What are the 3 different promoters of the gastric phase?
-food in the stomach
How would gastrin be promoted to be released by food in the stomach?
food entering the GI has buffering capacity so it neutralizes the acidic pH and as the pH rises, more gastrin is produced. Gastrin is not typically secreted at a pH of 2, but will at a pH of about 3+
How does distension promote acid release?
intramural and extramural mechanoreceptors in the stomach body transmit to parietal cells via Ach from the vagus nerve (this phase is almost completely mediated by Ach) and
distension of the pylorus can stimulate G-cell release of gastrin and Ach release via the vagus nerve (mostly)
How does protein digestion stimulate acid production?
AA peptides (particularly aromatic AAs) can directly stimulate G cells to secrete gastrin (even in the absence of the vagus)
What factors regulate gastrin release?
-distension of the antrum can sitmulate vagus nerve to cause Ach release to promote G cell gastrin release
-digested food can act directly on G cells to promote release
-during the cephalic phase, the vagal stimulation can promote GRP release (the vagus and H+ can also promote somatostatin release which inhibits gastrin release when pH is low)
What is the main inhibitor of acid secretion in the oxyntic gland area and antrum?
somatostatin production when pH is less than 3 can inhibit gastrin release AND directly inhibir acid secretion
What is the main inhibitor of acid secretion in the duodenum?
acid mediated by secretin (inhibits acid directly and via gastrin inhibition) and nervous reflex (directly inhibits acid secretion only) and
hyperosmotic solutions via an unidentified enterogasterone that directly inhibits acid secretion only
What is the main inhibitor of acid secretion in the jejunum and lower duodenum?
GIP (inhibits gastrin and acid directly) and an unidentified enterogasterone (acid directly only) via fatty acid stimulation
How is pepsin secreted?
this is secreted by chief cells as pepsinogen I (in the oxyntic) and II (in the antrum) that are activated via acid and pepsin itself

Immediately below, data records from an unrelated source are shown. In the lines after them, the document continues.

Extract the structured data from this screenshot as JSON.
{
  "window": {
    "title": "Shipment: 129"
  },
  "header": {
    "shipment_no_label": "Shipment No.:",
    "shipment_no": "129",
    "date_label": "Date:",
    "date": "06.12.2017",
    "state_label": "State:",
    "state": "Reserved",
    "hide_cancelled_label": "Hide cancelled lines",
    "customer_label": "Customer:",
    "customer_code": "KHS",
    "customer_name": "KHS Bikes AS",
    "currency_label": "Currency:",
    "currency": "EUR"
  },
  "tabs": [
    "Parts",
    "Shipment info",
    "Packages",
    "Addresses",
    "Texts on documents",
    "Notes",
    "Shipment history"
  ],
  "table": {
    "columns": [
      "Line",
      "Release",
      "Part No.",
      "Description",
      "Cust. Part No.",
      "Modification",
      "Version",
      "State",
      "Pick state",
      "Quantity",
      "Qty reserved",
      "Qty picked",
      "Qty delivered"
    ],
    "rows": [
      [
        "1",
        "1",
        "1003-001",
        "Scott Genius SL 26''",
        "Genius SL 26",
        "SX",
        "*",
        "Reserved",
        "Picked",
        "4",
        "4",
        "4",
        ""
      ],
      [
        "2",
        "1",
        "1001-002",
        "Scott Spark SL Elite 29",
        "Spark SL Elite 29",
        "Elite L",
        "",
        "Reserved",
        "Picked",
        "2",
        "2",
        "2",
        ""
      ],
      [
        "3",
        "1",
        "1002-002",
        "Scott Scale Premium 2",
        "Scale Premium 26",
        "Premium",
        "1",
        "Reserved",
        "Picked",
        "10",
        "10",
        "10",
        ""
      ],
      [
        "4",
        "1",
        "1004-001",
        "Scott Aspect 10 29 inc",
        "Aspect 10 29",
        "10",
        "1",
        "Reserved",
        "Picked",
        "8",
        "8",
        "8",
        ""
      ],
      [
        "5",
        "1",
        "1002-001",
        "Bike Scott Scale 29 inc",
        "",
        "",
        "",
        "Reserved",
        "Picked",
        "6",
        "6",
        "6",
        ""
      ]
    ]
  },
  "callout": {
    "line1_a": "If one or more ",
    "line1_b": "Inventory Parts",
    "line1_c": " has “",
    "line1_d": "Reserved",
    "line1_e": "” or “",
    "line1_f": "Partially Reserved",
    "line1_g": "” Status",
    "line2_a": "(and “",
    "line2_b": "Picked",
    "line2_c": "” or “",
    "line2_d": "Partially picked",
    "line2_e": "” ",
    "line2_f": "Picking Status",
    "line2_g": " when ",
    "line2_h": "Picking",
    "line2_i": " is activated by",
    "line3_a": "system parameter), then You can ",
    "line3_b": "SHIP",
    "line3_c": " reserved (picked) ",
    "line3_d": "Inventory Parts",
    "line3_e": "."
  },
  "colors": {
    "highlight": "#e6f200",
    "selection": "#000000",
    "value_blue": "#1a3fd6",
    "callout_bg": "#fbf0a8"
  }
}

What is the main stimulator of pepsin secretion?
What else can stimulate pepsin release?
H+ in the duodenum can stimulate secretin cells to release into circulation to stimulate peptic cells and
possibly gastrin secretion from G cells (not clear)
What causes gastric ulcers?
this is thought to be due to defective gastric mucosa barrier (i.e. mucus, tight junctions, HCO3-, etc.) BUT there is not a good correlation between the levels of acid secretion and the formation of ulcers (i.e. some pts. with ulcers even have low levels of acid- serum levels are not a good indicator)
What causes duodenal ulcers?
increased acid and pepsin secretion (possibly due to increased gastrin levels, increased parietal cell numbers, or decreased somatostatin function)
NOTE: There IS a good correlation between duodenal ulcers and acid levels, unlike gastric ulcers
How is H. pylori able to colonize the stomach?
by producing urease which creates a more alkaline environment
What are some tx options for peptic ulcer disease?
-H2 blockers (Cimetidine and Ranitidine)
-ABX if H. pylori present